» DATA:
_ _ _ _ _
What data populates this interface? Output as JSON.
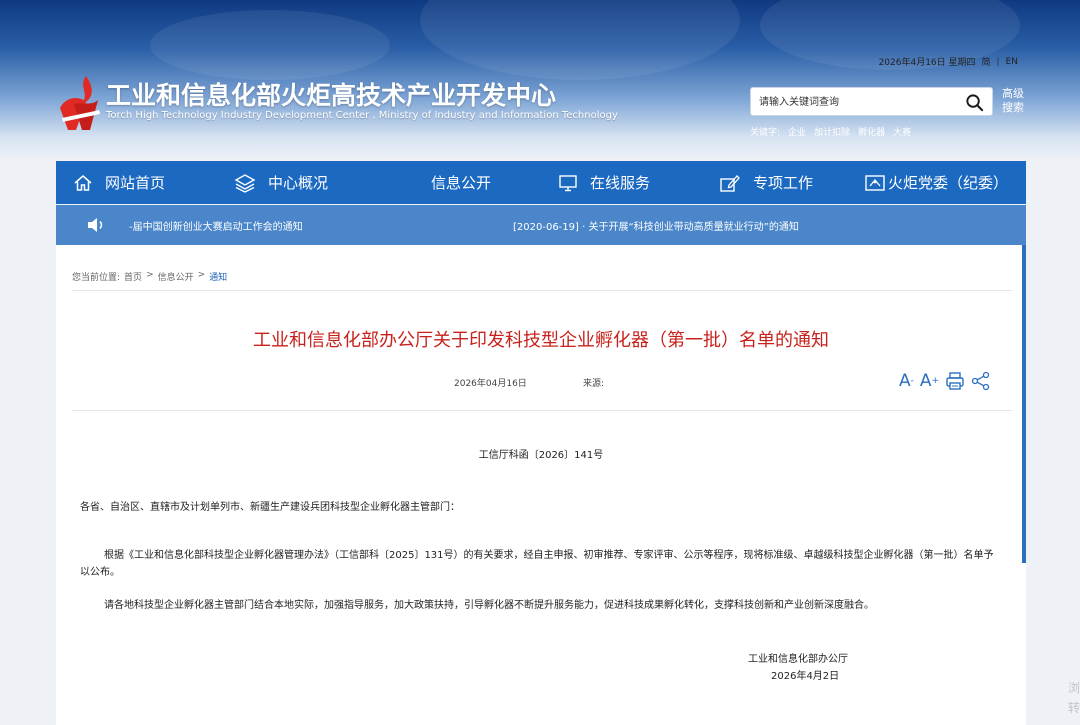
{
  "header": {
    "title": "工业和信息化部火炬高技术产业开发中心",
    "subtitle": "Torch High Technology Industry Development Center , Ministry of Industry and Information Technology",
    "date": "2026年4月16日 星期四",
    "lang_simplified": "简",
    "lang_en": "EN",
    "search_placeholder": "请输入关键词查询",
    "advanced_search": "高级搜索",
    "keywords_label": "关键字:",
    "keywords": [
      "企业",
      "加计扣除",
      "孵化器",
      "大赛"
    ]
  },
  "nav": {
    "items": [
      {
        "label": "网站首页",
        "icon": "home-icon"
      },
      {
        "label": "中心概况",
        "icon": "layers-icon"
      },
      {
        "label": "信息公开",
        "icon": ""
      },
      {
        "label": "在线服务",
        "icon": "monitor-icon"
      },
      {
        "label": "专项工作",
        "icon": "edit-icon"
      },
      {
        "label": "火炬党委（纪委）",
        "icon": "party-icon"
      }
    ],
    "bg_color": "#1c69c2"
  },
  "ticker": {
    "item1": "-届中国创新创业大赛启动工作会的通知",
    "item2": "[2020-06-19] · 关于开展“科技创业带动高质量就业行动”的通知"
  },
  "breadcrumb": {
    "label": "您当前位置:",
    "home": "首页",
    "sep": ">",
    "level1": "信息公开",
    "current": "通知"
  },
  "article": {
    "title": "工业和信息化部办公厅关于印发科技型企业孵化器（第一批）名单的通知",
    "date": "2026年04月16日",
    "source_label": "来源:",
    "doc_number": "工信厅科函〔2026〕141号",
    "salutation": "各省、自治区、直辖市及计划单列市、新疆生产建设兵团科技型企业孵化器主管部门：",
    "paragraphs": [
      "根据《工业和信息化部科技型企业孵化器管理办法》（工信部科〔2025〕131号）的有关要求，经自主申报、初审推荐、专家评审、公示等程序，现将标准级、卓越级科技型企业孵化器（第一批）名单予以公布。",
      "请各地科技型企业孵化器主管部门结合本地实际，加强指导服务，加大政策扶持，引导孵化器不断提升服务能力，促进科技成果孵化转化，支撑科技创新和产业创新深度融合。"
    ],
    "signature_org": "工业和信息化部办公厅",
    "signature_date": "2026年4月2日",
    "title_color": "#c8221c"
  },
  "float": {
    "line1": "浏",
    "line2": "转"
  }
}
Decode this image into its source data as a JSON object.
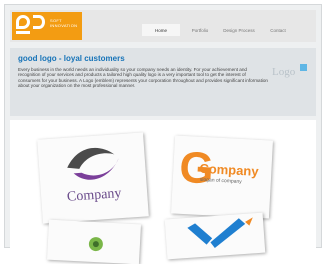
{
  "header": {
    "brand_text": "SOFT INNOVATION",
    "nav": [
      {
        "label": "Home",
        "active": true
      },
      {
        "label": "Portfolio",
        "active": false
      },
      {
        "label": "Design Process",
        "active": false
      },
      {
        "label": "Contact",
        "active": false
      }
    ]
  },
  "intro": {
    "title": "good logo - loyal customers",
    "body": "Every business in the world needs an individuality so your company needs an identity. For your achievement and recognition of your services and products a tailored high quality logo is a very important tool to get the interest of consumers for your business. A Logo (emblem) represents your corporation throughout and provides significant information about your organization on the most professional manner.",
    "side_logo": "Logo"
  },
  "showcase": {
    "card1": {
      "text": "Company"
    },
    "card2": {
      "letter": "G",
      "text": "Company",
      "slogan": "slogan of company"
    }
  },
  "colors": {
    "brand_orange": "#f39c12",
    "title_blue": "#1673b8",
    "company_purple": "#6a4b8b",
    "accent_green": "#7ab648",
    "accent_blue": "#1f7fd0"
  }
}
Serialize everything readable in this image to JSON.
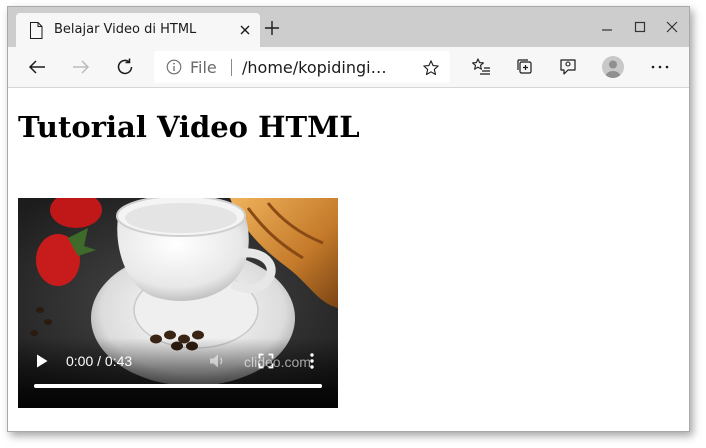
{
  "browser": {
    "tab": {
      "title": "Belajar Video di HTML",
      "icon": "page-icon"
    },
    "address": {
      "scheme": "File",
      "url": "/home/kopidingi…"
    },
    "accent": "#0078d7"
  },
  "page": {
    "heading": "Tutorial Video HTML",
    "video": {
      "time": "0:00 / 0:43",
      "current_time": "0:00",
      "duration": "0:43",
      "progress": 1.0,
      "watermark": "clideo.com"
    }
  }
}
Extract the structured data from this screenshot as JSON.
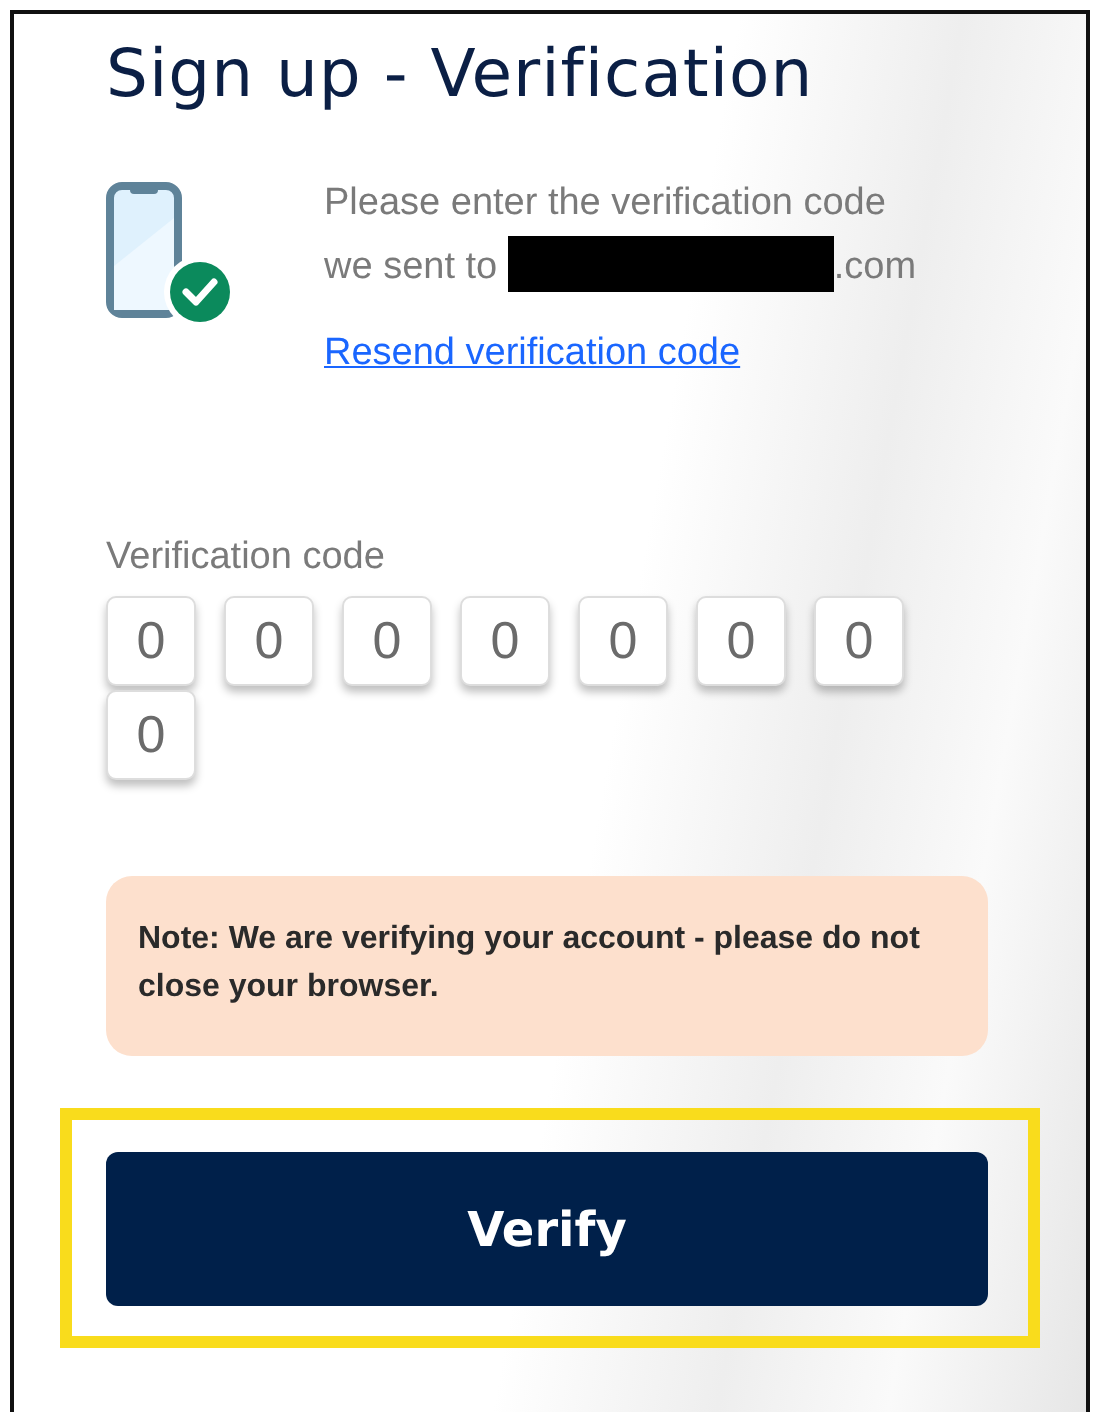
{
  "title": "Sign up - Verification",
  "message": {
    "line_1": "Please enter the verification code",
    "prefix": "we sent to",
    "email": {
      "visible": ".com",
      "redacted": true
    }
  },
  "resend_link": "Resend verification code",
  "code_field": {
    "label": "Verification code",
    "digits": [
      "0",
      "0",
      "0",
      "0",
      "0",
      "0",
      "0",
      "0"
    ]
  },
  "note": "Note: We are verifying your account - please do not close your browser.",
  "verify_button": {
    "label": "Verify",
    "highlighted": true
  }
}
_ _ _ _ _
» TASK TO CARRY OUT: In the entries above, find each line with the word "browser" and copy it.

» ANSWER BOX:
  "browser": {
  "note": "Note: We are verifying your account - please do not close your browser.",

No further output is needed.